There’s another way. Suppose that there are four tasks that are critical. They are tasks that students must be able to do if they are too succeed in the next course. There are other tasks that it would be good for students to know, particularly those who plan to major in the field.
The course might look like this:
All students learn tasks 1 to 4. Weaker students use all their time just on those. By the end of the semester, they can do tasks 1 to 4 independently. If they go on to the next course, they will have a chance to succeed.
Stronger students will learn how to do the core tasks more quickly, in, say 60 of the 120 hours available. They can move on to the other tasks.
Cyco course design features
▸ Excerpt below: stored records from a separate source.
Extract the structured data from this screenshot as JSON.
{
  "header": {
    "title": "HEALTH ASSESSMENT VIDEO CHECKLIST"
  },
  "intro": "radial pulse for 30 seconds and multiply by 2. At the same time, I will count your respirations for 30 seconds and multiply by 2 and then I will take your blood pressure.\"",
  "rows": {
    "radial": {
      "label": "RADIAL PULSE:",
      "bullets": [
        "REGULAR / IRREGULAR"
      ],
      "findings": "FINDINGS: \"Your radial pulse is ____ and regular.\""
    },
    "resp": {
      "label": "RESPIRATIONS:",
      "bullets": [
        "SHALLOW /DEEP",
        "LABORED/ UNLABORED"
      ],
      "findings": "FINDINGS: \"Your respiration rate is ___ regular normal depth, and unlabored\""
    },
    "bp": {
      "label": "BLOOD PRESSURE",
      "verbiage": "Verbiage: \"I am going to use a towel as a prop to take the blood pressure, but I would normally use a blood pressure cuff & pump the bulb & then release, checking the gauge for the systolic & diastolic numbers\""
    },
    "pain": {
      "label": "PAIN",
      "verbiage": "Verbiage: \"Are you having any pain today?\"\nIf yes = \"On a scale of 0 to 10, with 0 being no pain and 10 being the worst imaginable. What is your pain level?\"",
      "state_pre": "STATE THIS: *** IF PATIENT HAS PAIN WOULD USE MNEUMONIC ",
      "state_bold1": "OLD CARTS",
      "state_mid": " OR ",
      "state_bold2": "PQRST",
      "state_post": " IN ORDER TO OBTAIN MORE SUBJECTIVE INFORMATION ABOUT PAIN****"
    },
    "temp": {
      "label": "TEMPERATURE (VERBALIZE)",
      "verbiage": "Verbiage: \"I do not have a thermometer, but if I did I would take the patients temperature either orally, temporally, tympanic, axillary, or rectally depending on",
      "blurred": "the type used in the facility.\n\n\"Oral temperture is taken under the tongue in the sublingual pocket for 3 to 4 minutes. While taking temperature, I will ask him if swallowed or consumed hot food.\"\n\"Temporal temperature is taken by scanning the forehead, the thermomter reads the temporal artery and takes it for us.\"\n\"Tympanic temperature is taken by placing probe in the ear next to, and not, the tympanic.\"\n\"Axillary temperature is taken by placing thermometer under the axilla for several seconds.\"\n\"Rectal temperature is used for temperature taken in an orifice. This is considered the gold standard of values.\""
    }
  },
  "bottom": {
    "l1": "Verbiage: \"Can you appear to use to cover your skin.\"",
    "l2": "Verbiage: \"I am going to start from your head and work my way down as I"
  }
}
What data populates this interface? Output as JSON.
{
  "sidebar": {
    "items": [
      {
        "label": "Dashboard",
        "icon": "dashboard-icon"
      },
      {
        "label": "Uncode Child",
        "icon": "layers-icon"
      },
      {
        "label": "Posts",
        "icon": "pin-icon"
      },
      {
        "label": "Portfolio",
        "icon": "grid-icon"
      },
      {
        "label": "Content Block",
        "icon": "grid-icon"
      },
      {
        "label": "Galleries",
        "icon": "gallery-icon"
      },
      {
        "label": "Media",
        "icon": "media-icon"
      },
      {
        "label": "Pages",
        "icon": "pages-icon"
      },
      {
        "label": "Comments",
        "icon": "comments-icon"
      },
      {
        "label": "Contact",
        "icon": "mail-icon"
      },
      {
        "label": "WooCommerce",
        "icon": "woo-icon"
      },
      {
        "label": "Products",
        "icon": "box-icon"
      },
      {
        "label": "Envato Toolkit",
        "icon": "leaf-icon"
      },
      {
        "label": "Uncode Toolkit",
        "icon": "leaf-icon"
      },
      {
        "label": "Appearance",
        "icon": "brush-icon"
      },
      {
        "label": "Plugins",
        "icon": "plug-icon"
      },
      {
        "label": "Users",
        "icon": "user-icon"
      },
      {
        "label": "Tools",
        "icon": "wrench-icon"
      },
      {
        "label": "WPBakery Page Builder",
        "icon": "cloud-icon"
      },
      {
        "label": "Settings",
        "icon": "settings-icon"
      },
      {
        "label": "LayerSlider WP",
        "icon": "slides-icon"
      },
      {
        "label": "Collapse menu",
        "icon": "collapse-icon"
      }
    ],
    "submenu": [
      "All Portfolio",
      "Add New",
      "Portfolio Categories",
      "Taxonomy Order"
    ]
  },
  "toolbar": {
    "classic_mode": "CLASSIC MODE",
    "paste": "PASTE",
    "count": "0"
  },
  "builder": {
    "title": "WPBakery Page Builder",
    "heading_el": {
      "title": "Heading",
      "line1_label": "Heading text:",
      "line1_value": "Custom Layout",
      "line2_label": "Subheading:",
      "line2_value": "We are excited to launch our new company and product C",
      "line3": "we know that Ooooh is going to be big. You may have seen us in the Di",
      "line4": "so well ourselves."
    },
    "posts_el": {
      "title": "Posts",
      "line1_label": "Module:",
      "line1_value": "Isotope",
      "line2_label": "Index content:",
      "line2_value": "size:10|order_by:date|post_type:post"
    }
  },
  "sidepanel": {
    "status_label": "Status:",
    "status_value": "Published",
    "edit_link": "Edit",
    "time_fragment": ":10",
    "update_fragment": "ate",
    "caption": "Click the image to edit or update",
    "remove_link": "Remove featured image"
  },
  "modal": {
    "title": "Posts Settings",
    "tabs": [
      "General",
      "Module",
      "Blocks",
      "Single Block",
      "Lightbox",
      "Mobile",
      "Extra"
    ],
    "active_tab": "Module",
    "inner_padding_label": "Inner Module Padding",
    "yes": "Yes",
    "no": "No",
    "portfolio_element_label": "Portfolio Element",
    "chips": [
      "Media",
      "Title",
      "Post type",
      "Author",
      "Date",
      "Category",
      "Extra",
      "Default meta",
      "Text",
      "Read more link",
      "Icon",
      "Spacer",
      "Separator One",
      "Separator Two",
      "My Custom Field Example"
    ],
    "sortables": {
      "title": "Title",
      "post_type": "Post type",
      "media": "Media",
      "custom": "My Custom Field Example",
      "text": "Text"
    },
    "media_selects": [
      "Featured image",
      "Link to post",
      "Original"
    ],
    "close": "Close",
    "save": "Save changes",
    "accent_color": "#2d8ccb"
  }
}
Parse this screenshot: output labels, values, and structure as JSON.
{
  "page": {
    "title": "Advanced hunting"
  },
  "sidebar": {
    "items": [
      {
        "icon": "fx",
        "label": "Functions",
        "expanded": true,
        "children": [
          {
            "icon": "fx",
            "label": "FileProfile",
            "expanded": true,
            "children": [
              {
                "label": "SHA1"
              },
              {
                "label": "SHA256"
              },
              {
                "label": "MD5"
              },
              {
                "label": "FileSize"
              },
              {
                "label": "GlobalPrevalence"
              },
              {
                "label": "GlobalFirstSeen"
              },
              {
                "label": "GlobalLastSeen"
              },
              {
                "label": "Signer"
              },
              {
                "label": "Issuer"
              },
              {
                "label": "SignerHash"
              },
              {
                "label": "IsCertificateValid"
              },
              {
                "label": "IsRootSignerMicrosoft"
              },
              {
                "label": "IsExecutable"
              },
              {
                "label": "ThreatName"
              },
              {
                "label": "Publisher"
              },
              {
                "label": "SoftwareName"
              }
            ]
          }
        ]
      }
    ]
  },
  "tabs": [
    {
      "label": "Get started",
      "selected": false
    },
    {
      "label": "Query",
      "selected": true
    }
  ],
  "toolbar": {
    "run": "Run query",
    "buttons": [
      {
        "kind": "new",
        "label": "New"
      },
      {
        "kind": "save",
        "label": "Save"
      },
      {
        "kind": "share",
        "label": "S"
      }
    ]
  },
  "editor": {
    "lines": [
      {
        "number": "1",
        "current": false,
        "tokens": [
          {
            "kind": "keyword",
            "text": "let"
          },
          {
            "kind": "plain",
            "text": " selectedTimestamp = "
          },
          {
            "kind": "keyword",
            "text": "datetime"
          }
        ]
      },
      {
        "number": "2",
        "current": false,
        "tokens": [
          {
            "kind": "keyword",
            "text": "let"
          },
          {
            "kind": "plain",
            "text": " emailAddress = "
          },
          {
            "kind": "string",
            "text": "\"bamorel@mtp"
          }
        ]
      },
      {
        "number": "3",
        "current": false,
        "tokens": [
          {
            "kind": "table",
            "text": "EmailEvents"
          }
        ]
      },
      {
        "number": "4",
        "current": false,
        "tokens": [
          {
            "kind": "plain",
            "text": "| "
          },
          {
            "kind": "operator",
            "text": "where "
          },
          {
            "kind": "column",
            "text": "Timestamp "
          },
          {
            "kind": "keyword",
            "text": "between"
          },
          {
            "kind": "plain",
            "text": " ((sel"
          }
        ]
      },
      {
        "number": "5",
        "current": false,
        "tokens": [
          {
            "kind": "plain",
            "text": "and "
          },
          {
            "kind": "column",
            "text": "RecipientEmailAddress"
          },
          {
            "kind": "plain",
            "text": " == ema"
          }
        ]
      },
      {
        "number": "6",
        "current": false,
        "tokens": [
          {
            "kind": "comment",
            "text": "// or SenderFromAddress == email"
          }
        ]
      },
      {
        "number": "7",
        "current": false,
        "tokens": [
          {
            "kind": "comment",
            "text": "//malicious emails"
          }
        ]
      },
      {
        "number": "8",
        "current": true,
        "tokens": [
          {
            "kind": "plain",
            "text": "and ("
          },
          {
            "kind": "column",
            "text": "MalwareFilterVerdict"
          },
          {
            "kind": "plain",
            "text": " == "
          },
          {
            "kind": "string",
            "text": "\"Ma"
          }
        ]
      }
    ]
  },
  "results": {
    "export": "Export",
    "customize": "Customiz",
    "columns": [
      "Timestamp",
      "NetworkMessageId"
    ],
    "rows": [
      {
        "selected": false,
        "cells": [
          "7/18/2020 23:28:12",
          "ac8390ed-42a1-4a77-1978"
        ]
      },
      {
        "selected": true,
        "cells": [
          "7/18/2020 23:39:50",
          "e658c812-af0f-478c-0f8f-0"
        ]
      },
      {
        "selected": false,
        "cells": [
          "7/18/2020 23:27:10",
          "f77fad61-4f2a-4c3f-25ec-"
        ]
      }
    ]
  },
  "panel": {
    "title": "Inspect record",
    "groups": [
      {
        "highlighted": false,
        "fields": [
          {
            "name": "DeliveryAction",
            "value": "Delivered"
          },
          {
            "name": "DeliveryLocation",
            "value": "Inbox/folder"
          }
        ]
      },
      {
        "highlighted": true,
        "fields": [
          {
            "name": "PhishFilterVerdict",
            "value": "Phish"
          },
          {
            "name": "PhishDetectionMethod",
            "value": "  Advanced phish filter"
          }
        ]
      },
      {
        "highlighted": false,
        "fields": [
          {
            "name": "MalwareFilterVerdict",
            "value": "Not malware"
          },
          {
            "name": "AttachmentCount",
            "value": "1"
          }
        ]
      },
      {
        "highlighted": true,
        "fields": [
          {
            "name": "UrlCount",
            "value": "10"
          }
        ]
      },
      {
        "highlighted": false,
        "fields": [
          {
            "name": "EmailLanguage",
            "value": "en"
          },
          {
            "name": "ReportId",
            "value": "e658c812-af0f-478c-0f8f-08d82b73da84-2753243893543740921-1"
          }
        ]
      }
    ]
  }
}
CyberCourse has features to help authors design courses. Here are the main ones.
Cyco encourages authors to design courses before they jump in and start writing content. To that end, each course can have one or more blueprints. A blueprint is a separate set of pages about the course’s design. There are pages on:
- Author goals. Why make this course?
- Instructor goals
- Instructional contexts. Who are the students? What do the know when they start the course?…
Students can’t see blueprints. Authors and instructors can, plus people whom authors invite to review a course.
Learning maps help authors visualize course design. Authors use them in blueprints. Here’s a learning map for the skill “Find information with Google”:
Skills are in yellow. Two subskills are components of the main skill.
Students learn skills by reading content, looking at examples, and doing exercises. The blue and violet boxes show the experiences that help students learn.
The learning map feature exists in a prototype. It will be a while before it is stable enough to be added into the main Cyco distribution. The feature will change between now and then, based on community feedback.
Course design is hard. One of the main challenges is choosing course outcomes. Traditional courses are topic chains (chapter 1, and chapter 2, etc.). Students who get lost at the beginning may never catch up. An alternative is a leaf design. All students learn how to complete a few core tasks. More advanced students learn how to do other tasks as well.
Blueprint are sets of pages documenting course design. Blueprints are separate from course content. Only authors, instructors, and reviewers can see blueprints.
Learning maps help authors visualize course content. Learning maps are used in blueprints.